Collecting Fossils & Artifacts
What are fossils?
Fossils are any life forms or indications of life naturally preserved from previous geological ages. They may include plant or animal fossils. Animal fossils may be either invertebrate or vertebrate. Invertebrate are animals without skeletal structures, such as insects, crabs, clams, and snails. Vertebrates have a skeletal structure like dinosaurs, mammals, sharks, or fish. Collecting burrows, bones, teeth, tusks, footprints, and other traces of activity from vertebrates is illegal.
What are artifacts?
Artifacts are items left from human civilizations of the past. They include arrowheads, pottery, pot shards, old bottles, pieces of equipment, and buildings. These items are part of our national heritage and researchers are still learning much from them.
Where can I collect fossils or artifacts in Alaska?
- Bureau of Land Management lands — contact the site management for what is permitted
- National Parks — it is illegal to collect artifacts or fossils without a permit
- National Wildlife Refuges — it is illegal to collect artifacts or fossils without a permit
- Private Property — if the property owner gives permission
- State Parks — it is illegal to collect artifacts or fossils without a permit
How do I get a permit?
Permits are issued for scientific research. They are given to people with specific qualifications that include related college education and experience. Permit holders must also have a letter from a federal or state agency-approved facility accepting collected fossils or artifacts for scientific study and public display.
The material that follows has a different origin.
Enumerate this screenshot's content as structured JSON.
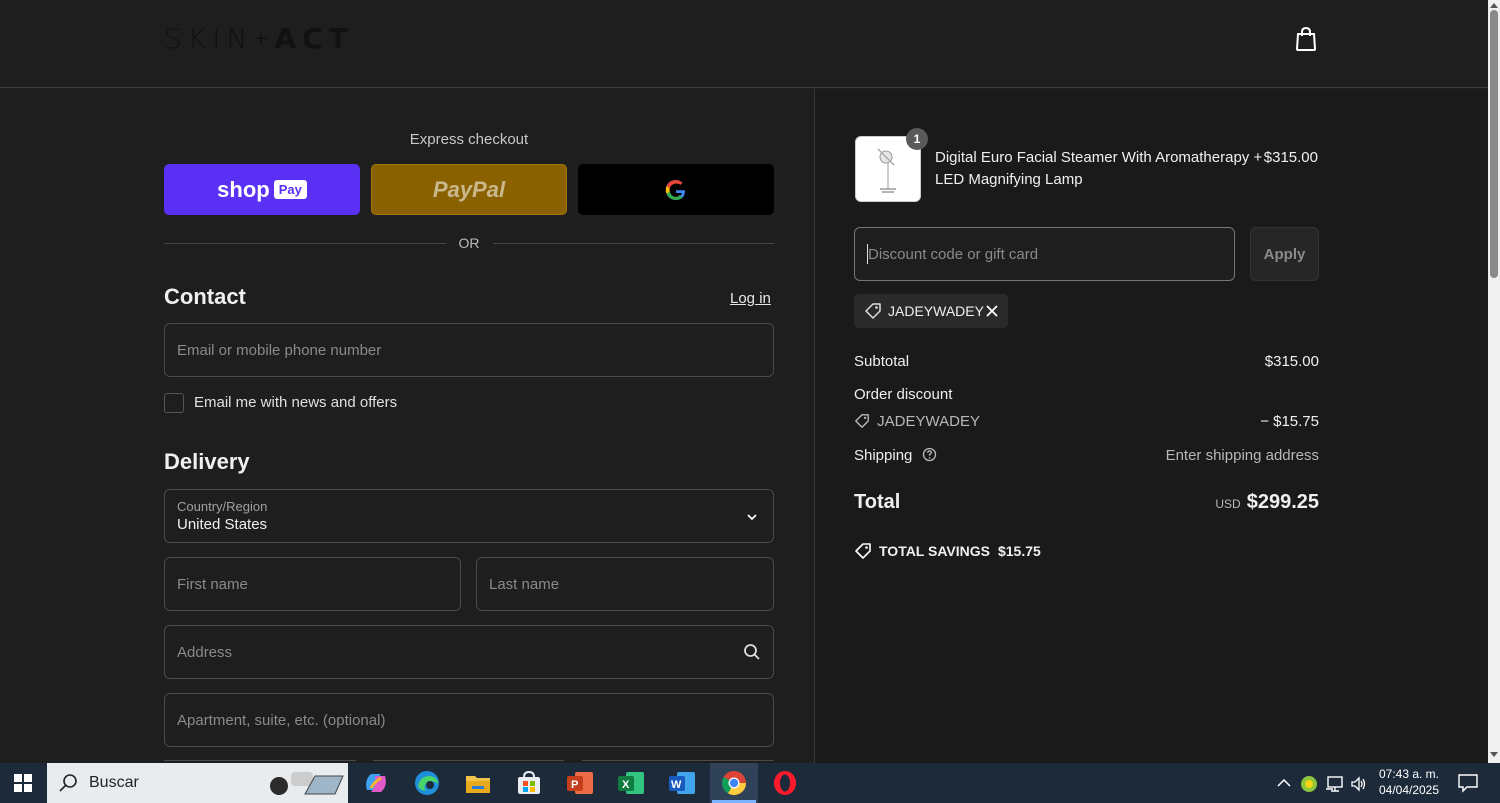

All collected items must be placed in the facility and cannot be kept by the collector.